Hakol Kol Yaakov: The Joel Roth Jubilee Volume contains twenty articles dedicated to Rabbi Joel Roth, written by colleagues and students. Some are academic articles in the general area of Talmud and Rabbinics, while others are rabbinic responsa that treat an issue of contemporary Jewish law. In his career, Joel Roth has been known as a scholar and teacher of Talmud par excellence, and, without question, as the preeminent decisor of Jewish law for the Conservative movement of his generation. In the meticulous style and approach of the Talmud scholarship of his generation, Roth painstakingly and precisely assayed the vast array of rabbinic legal sources, and proceeded to apply these in pedagogy, in scholarship and particularly in the production of contemporary legal responsa. The articles in this volume reflect the unique and integrated voice and vision that Joel Roth has brought to the American Jewish community.
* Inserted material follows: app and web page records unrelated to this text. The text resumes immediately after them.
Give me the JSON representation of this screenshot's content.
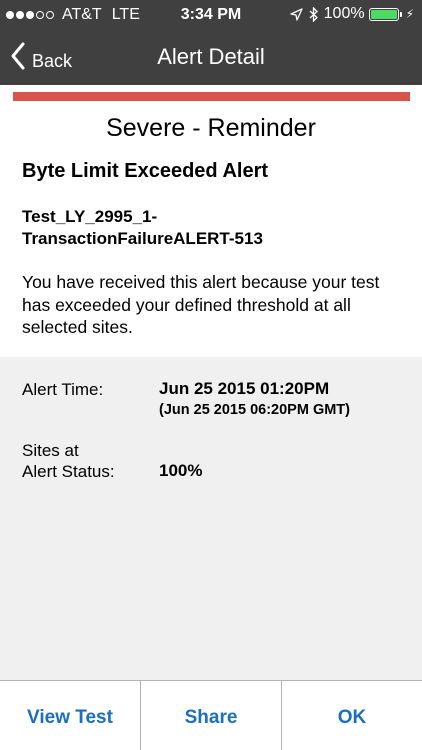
{
  "status_bar": {
    "carrier": "AT&T",
    "network": "LTE",
    "time": "3:34 PM",
    "battery": "100%",
    "signal_bars_full": 3,
    "signal_bars_total": 5,
    "battery_level": 1.0,
    "battery_color": "#4cd964"
  },
  "nav": {
    "back_label": "Back",
    "title": "Alert Detail",
    "bar_color": "#404040"
  },
  "alert": {
    "severity_color": "#d9534a",
    "severity_title": "Severe - Reminder",
    "name": "Byte Limit Exceeded Alert",
    "test_name_line1": "Test_LY_2995_1-",
    "test_name_line2": "TransactionFailureALERT-513",
    "message": "You have received this alert because your test has exceeded your defined threshold at all selected sites."
  },
  "details": {
    "alert_time_label": "Alert Time:",
    "alert_time_value": "Jun 25 2015 01:20PM",
    "alert_time_gmt": "(Jun 25 2015 06:20PM GMT)",
    "sites_label_line1": "Sites at",
    "sites_label_line2": "Alert Status:",
    "sites_value": "100%"
  },
  "toolbar": {
    "view_test_label": "View Test",
    "share_label": "Share",
    "ok_label": "OK",
    "accent_color": "#1a6fc4"
  }
}
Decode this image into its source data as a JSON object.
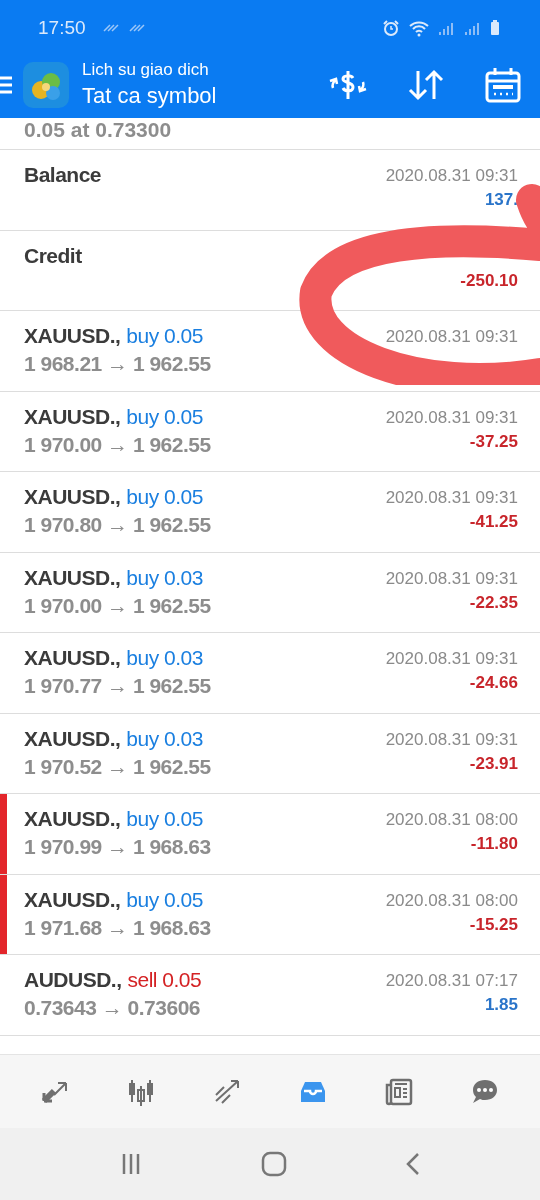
{
  "status_bar": {
    "time": "17:50"
  },
  "header": {
    "title": "Lich su giao dich",
    "subtitle": "Tat ca symbol"
  },
  "partial_top": "0.05 at 0.73300",
  "entries": [
    {
      "kind": "balance",
      "title": "Balance",
      "date": "2020.08.31 09:31",
      "amount": {
        "text": "137.",
        "color": "#2a74c9"
      },
      "marked": false
    },
    {
      "kind": "balance",
      "title": "Credit",
      "amount": {
        "text": "-250.10",
        "color": "#c8252b"
      },
      "marked": false
    },
    {
      "kind": "trade",
      "symbol": "XAUUSD.,",
      "action": {
        "text": "buy 0.05",
        "color": "#1a7fe0"
      },
      "prices": "1 968.21 → 1 962.55",
      "date": "2020.08.31 09:31",
      "marked": false
    },
    {
      "kind": "trade",
      "symbol": "XAUUSD.,",
      "action": {
        "text": "buy 0.05",
        "color": "#1a7fe0"
      },
      "prices": "1 970.00 → 1 962.55",
      "date": "2020.08.31 09:31",
      "amount": {
        "text": "-37.25",
        "color": "#c8252b"
      },
      "marked": false
    },
    {
      "kind": "trade",
      "symbol": "XAUUSD.,",
      "action": {
        "text": "buy 0.05",
        "color": "#1a7fe0"
      },
      "prices": "1 970.80 → 1 962.55",
      "date": "2020.08.31 09:31",
      "amount": {
        "text": "-41.25",
        "color": "#c8252b"
      },
      "marked": false
    },
    {
      "kind": "trade",
      "symbol": "XAUUSD.,",
      "action": {
        "text": "buy 0.03",
        "color": "#1a7fe0"
      },
      "prices": "1 970.00 → 1 962.55",
      "date": "2020.08.31 09:31",
      "amount": {
        "text": "-22.35",
        "color": "#c8252b"
      },
      "marked": false
    },
    {
      "kind": "trade",
      "symbol": "XAUUSD.,",
      "action": {
        "text": "buy 0.03",
        "color": "#1a7fe0"
      },
      "prices": "1 970.77 → 1 962.55",
      "date": "2020.08.31 09:31",
      "amount": {
        "text": "-24.66",
        "color": "#c8252b"
      },
      "marked": false
    },
    {
      "kind": "trade",
      "symbol": "XAUUSD.,",
      "action": {
        "text": "buy 0.03",
        "color": "#1a7fe0"
      },
      "prices": "1 970.52 → 1 962.55",
      "date": "2020.08.31 09:31",
      "amount": {
        "text": "-23.91",
        "color": "#c8252b"
      },
      "marked": false
    },
    {
      "kind": "trade",
      "symbol": "XAUUSD.,",
      "action": {
        "text": "buy 0.05",
        "color": "#1a7fe0"
      },
      "prices": "1 970.99 → 1 968.63",
      "date": "2020.08.31 08:00",
      "amount": {
        "text": "-11.80",
        "color": "#c8252b"
      },
      "marked": true
    },
    {
      "kind": "trade",
      "symbol": "XAUUSD.,",
      "action": {
        "text": "buy 0.05",
        "color": "#1a7fe0"
      },
      "prices": "1 971.68 → 1 968.63",
      "date": "2020.08.31 08:00",
      "amount": {
        "text": "-15.25",
        "color": "#c8252b"
      },
      "marked": true
    },
    {
      "kind": "trade",
      "symbol": "AUDUSD.,",
      "action": {
        "text": "sell 0.05",
        "color": "#d42224"
      },
      "prices": "0.73643 → 0.73606",
      "date": "2020.08.31 07:17",
      "amount": {
        "text": "1.85",
        "color": "#2a74c9"
      },
      "marked": false
    }
  ],
  "tabs": [
    {
      "kind": "quotes",
      "selected": false
    },
    {
      "kind": "chart",
      "selected": false
    },
    {
      "kind": "trade",
      "selected": false
    },
    {
      "kind": "history",
      "selected": true
    },
    {
      "kind": "news",
      "selected": false
    },
    {
      "kind": "chat",
      "selected": false
    }
  ]
}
Volume Editor: Salvatore Cosentino
This book offers a collection of essays on Byzantine Italy, the area from which we have inherited the richest and best-preserved historical evidence among all of the regions of the former Eastern Roman Empire up to the 11th century. The collection aims to provide readers with a critical overview of current research as well as new insights concerning political, institutional, economic, social, cultural and environmental aspects of the Italian regions under Byzantine rule. The methodological approach of the volume combines history with archaeology and art history, while remaining focused on the general framework of the early medieval Mediterranean. The result is a fresh and up-to-date synthesis that can be useful both for specialists and students.

Contributors are: Lucia Arcifa, Paul Arthur, Isabella Baldini, Massimo Bernabò, Brunella Bruno, Salvatore Cosentino, Nathaniel Cutajar, Francesco D’Aiuto, Paola Degni, Deborah Deliyannis, Vera von Falkenhausen, Sauro Gelichi, Federico Marazzi, Jean-Marie Martin, Alessandra Molinari, Enrico Morini, Annliese Nef, Ghislaine Noye, Annick Peters-Custot, Vivien Prigent, Mario Re, Denis Sami, Pier Giorgio Spanu, and Enrico Zanini.
Essays on the Deuteronomistic History, Chronicles, and Ezra-Nehemiah
Shortly before his untimely death Gary Knoppers prepared a number of articles on the historical books in the Hebrew Bible for this volume. Many had not previously been published and the others were heavily revised. They combine a fine attention to historical method with sensitivity for literary-critical analysis, constructive use of classical as well as other sources for comparative evidence, and wide-ranging attention to economic, social, religious, and political circumstances relating in particular to the Persian and early Hellenistic periods. Knoppers advances many new suggestions about significant themes in these texts, about how they relate one to another, and about the light they shed on the various communities’ self-consciousness at a time when new religious identities were being forged.
In Dialogue on Monarchy in the Gideon-Abimelech Narrative, Albert Sui Hung Lee applies Bakhtin’s dialogism to interpret the “unfinalized” dialogue on monarchical ideologies in the Gideon–Abimelech narrative. Lee associates a wide scope of Bakhtinian concepts with the dual images of the protagonists and the unique literary features of the dialogical narrative to illustrate the dialogue of genres as well as that of ideological voices, wherein the pro- and anti-monarchical voices constantly interact with each other. Studying archaeological evidence and literary examinations of prophetic books together, Lee explores the narrative redactor’s intention of engaging both remnant and deportee communities in an unfinalized dialogue of different forms of polity for the restoration of their unity and prosperity in exilic and post-exilic contexts.